**Aim of the task**
What lines in the material hold the string "selected"? Return every one of them.

BEGIN Data records

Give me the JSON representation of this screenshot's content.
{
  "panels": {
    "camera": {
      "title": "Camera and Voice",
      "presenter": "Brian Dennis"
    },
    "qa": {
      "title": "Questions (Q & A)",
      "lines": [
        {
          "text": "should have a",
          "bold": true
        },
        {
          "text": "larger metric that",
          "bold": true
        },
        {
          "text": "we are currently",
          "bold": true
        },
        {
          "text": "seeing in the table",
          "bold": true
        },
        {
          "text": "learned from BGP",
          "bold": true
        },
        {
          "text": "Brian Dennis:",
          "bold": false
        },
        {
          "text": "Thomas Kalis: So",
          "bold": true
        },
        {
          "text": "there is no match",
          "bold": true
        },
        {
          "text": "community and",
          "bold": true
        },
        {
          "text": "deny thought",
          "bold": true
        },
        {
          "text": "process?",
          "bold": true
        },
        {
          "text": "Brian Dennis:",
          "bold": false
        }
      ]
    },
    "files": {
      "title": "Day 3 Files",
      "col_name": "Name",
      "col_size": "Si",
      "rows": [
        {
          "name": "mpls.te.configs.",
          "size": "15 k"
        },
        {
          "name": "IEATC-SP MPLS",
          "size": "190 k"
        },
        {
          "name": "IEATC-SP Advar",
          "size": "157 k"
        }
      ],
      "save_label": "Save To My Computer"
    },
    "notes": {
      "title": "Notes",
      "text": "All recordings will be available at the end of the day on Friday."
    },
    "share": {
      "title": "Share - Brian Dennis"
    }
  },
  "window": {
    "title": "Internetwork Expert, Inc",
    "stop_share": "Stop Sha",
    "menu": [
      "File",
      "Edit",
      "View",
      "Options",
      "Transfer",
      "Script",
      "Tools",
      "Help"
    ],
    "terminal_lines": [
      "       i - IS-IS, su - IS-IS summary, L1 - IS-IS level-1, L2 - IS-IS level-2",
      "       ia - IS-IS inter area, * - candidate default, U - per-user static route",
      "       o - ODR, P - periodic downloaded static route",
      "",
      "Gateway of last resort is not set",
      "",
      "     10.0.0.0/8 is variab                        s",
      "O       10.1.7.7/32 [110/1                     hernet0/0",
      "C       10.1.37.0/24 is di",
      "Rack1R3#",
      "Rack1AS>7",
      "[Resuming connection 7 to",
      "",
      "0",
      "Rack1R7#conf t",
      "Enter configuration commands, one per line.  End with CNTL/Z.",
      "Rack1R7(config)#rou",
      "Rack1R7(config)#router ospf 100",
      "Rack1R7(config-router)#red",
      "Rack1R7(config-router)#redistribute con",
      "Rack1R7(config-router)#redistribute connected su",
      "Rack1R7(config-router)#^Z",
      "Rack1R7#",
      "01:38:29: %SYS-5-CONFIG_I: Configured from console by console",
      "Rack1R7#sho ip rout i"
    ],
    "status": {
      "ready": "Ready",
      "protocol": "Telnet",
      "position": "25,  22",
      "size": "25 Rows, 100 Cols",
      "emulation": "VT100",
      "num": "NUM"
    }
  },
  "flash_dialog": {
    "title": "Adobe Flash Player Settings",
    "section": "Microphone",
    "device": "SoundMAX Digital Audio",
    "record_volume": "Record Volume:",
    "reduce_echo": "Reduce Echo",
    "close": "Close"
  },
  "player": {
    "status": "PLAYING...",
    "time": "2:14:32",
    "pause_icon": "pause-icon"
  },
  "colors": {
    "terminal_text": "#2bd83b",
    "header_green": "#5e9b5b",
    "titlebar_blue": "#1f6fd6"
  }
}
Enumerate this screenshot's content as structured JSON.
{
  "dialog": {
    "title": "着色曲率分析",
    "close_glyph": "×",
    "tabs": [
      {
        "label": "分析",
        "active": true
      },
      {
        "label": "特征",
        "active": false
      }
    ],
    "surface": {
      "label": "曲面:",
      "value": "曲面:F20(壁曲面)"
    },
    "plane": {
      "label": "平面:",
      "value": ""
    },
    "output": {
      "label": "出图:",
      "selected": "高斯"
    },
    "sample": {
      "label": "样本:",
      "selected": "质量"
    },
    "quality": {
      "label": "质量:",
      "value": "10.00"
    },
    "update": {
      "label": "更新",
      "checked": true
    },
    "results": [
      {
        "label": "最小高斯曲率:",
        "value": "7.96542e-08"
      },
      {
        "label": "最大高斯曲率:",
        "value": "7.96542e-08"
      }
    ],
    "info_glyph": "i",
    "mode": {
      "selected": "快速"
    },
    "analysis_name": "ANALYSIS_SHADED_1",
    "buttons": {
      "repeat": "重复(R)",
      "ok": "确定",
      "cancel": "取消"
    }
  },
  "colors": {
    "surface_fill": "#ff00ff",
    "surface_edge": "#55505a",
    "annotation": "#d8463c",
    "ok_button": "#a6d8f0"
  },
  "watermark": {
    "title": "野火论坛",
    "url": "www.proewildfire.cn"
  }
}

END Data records

**Response for this exercise**
      "selected": "高斯"
      "selected": "质量"
      "selected": "快速"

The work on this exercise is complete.